▸ **RECORDS TO USE**
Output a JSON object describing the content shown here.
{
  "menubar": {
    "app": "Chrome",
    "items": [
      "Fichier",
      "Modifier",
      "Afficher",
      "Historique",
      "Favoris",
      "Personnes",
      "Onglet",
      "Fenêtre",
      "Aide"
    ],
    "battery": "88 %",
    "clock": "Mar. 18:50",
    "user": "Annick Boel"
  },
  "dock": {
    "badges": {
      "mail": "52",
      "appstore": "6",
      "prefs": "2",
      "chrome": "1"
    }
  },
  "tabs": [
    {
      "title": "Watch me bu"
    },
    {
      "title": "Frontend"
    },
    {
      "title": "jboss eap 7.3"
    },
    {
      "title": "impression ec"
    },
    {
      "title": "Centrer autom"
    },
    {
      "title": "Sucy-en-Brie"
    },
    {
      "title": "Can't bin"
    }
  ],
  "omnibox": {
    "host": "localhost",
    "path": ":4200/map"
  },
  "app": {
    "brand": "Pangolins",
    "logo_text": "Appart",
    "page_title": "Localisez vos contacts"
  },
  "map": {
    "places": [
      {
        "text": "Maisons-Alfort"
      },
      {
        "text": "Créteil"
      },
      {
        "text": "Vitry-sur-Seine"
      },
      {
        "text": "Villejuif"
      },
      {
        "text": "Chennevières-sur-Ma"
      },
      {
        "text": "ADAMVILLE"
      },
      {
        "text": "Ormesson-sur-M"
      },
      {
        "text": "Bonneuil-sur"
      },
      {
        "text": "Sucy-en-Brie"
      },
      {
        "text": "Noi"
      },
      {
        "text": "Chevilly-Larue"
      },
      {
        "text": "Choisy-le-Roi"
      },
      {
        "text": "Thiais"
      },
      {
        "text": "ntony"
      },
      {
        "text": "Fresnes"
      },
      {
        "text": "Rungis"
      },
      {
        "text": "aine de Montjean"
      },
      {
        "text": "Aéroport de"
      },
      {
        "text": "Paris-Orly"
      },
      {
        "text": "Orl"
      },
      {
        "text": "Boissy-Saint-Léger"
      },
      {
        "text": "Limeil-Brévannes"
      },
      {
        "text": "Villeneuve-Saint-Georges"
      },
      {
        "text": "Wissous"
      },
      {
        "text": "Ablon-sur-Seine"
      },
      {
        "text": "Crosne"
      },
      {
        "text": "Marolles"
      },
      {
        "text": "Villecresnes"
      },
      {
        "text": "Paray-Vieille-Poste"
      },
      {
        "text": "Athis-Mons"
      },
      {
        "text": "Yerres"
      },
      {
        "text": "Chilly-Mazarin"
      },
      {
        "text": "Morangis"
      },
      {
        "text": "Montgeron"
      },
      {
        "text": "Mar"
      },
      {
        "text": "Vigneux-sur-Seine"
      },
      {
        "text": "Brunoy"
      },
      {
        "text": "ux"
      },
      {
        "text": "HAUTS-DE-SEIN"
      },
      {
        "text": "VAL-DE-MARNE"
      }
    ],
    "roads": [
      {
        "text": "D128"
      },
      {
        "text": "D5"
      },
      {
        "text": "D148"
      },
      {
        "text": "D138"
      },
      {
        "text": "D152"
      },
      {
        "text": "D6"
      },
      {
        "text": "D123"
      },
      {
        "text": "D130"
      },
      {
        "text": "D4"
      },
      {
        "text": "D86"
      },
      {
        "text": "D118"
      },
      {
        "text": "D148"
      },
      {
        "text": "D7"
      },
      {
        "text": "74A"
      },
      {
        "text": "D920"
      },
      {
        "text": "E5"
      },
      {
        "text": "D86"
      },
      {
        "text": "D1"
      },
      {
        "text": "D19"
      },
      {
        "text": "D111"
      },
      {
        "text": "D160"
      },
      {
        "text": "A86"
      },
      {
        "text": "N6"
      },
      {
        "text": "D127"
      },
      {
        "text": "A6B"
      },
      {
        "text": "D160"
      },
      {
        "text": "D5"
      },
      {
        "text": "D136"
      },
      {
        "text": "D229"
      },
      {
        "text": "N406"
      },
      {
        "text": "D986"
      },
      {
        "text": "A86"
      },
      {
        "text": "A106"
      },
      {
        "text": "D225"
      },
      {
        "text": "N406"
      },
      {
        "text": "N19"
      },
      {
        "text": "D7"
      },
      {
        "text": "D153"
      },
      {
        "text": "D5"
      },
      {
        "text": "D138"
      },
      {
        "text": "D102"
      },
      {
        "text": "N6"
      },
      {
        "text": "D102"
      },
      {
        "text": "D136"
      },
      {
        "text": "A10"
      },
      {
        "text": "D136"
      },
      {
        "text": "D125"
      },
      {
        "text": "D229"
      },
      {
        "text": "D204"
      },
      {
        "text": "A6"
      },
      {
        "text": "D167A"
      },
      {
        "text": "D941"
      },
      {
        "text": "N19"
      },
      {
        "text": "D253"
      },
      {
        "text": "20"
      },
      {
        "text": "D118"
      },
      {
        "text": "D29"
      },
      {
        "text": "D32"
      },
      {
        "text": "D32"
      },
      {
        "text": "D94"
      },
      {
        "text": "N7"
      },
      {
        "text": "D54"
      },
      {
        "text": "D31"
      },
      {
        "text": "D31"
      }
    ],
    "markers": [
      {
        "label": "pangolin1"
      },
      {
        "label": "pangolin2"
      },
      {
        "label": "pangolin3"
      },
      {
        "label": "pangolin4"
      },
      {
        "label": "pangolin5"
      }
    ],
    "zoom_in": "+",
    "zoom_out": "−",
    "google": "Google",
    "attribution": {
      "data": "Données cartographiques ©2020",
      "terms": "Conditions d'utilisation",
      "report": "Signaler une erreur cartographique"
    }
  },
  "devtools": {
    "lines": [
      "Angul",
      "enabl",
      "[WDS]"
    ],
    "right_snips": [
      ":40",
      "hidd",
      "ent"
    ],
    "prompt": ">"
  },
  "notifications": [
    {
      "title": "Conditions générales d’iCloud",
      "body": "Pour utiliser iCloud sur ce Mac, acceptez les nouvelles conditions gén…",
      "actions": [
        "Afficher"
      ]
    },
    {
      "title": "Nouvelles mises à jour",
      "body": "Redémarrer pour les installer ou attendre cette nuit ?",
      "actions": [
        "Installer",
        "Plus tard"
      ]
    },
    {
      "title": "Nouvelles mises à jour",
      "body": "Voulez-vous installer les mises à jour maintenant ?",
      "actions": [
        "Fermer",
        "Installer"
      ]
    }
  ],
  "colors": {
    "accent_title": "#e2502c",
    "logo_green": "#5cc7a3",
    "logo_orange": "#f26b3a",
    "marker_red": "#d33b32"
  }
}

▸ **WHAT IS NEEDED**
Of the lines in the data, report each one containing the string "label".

▸ **RESULT OF THE TASK**
        "label": "pangolin1"
        "label": "pangolin2"
        "label": "pangolin3"
        "label": "pangolin4"
        "label": "pangolin5"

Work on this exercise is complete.